Nobre, who holds a doctorate in meterorology from the Massachusetts Institute of Technology, is senior scientist at INPE. He was director of INPE's Center for Weather Forecasting and Climate Studies from 1991 to 2003.

A member of the Brazilian Academy of Sciences, Nobre's research interests lie in tropical meteorology, climate modeling, and biosphere-atmosphere interactions. He is president of the International Geosphere Biosphere Program and program scientist for the Large Scale Biosphere-Atmosphere Experiment in Amazonia.

This experiment is designed to create the new knowledge needed to understand the climatological, ecological, biogeochemical, and hydrological functioning of Amazonia, the impact of land use change on these functions, and the interactions between Amazonia and the Earth system.


Carlos Nobre is director of the Centro de Previsão do Tempo e Estudos Climáticos, CPTEC, Brazil's center for weather forecasting and climate studies. (Photo courtesy U. Miami)
"Brazil is one of the most vulnerable countries to climate changes in the world because of its invaluable biodiversity," said Nobre. "If the Amazon loses more than 40 percent of its forest cover, we will reach a turning point from where we cannot reverse the savannization process of the world's largest forest."

The other two factors are less important in determining the intensity of the drought, said Nobre. He concurs that prolonged droughts cause plants to transpire less, curtailing the water cycle.

Nobre cites studies showing that smoke from the forest burnings "can also interfere with cloud formation during the dry season."

Carlos Rittl, Greenpeace Brazil's climate campaigner, said, "This drought and its effects are really shocking. Towns are lacking food, medicines and fuel because boats cannot get through."

Greenpeace warns that a cycle created by the combined affects of global warming and deforestation could cause the "collapse" of the Amazon rainforest.


The Amazon River is being reduced to a trickle in places. The people of the Amazon rely on the river and its tributaries for everything from food to transportation. (Photo courtesy Greenpeace)
"If the landscape I've seen this week is a sign of things to come, we're in serious trouble," Rittl said. "We risk losing the world's largest rainforest, the network of rivers and invaluable and varied life it sustains, much of which we haven't even discovered or researched."

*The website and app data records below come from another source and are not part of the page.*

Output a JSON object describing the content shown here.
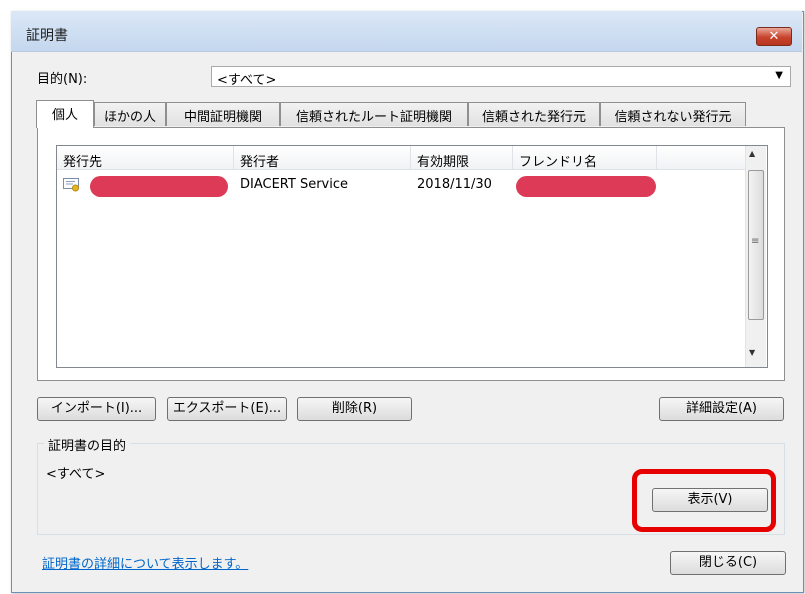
{
  "window": {
    "title": "証明書",
    "close_glyph": "✕"
  },
  "purpose": {
    "label": "目的(N):",
    "selected": "<すべて>"
  },
  "tabs": [
    {
      "label": "個人"
    },
    {
      "label": "ほかの人"
    },
    {
      "label": "中間証明機関"
    },
    {
      "label": "信頼されたルート証明機関"
    },
    {
      "label": "信頼された発行元"
    },
    {
      "label": "信頼されない発行元"
    }
  ],
  "table": {
    "columns": [
      "発行先",
      "発行者",
      "有効期限",
      "フレンドリ名"
    ],
    "rows": [
      {
        "issued_to": "",
        "issuer": "DIACERT Service",
        "expiry": "2018/11/30",
        "friendly_name": ""
      }
    ],
    "redaction_color": "#dd3a57"
  },
  "buttons": {
    "import": "インポート(I)...",
    "export": "エクスポート(E)...",
    "delete": "削除(R)",
    "advanced": "詳細設定(A)",
    "view": "表示(V)",
    "close": "閉じる(C)"
  },
  "purpose_group": {
    "caption": "証明書の目的",
    "value": "<すべて>"
  },
  "footer_link": "証明書の詳細について表示します。",
  "icons": {
    "certificate": "certificate-icon",
    "dropdown": "chevron-down-icon",
    "scroll_up": "scroll-up-arrow-icon",
    "scroll_down": "scroll-down-arrow-icon"
  },
  "colors": {
    "highlight": "#e60000",
    "link": "#0066cc",
    "close_button": "#c8432c"
  }
}
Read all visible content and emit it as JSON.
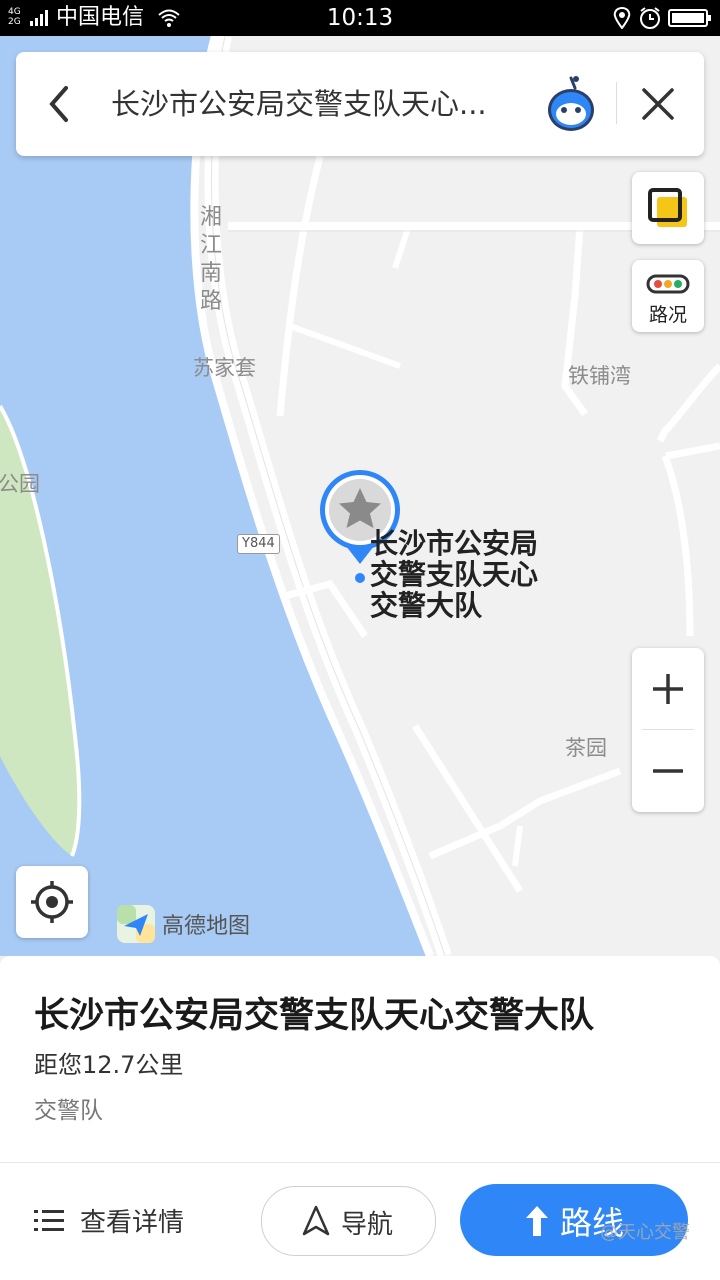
{
  "status_bar": {
    "signal": "4G\n2G",
    "carrier": "中国电信",
    "time": "10:13"
  },
  "search": {
    "query": "长沙市公安局交警支队天心..."
  },
  "map": {
    "road_label": "湘江南路",
    "places": [
      "苏家套",
      "铁铺湾",
      "茶园",
      "公园"
    ],
    "road_badge": "Y844",
    "poi_name": "长沙市公安局\n交警支队天心\n交警大队",
    "brand": "高德地图",
    "colors": {
      "water": "#a8cbf5",
      "green": "#cfe7c1",
      "land": "#f1f1f1",
      "pin": "#2f86f6"
    }
  },
  "controls": {
    "traffic_label": "路况",
    "zoom_in": "+",
    "zoom_out": "−"
  },
  "panel": {
    "title": "长沙市公安局交警支队天心交警大队",
    "distance": "距您12.7公里",
    "category": "交警队",
    "detail_label": "查看详情",
    "nav_label": "导航",
    "route_label": "路线"
  },
  "watermark": "@天心交警"
}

Greenpeace is calling on governments to take urgent action to stop deforestation of the Amazon and commit to the massive reductions in carbon dioxide emissions needed to protect the Earth's biodiversity and millions of people who are at risk from the impacts of climate change and ancient forest destruction.

Burning of fossil fuels emits carbon dioxide, the principal greenhouse gas, which traps the Sun's heat close to the planet, raising the surface temperature of both land and sea.

Amazonian deforestation and fires account for more than 75 percent of Brazil's greenhouse gas emissions and place it among the top four contributors to global climate change, Greenpeace says.

On Thursday, Greenpeace campaigners in Madrid linked the city's Queen Sofia Museum with deforestation of the Amazone and sealed it off with yellow crime scene tape. The action was prompted by Greenpeace's discovery that the museum's newly opened extension was built using timber bought from companies involved in the illegal logging of the Amazon rainforest.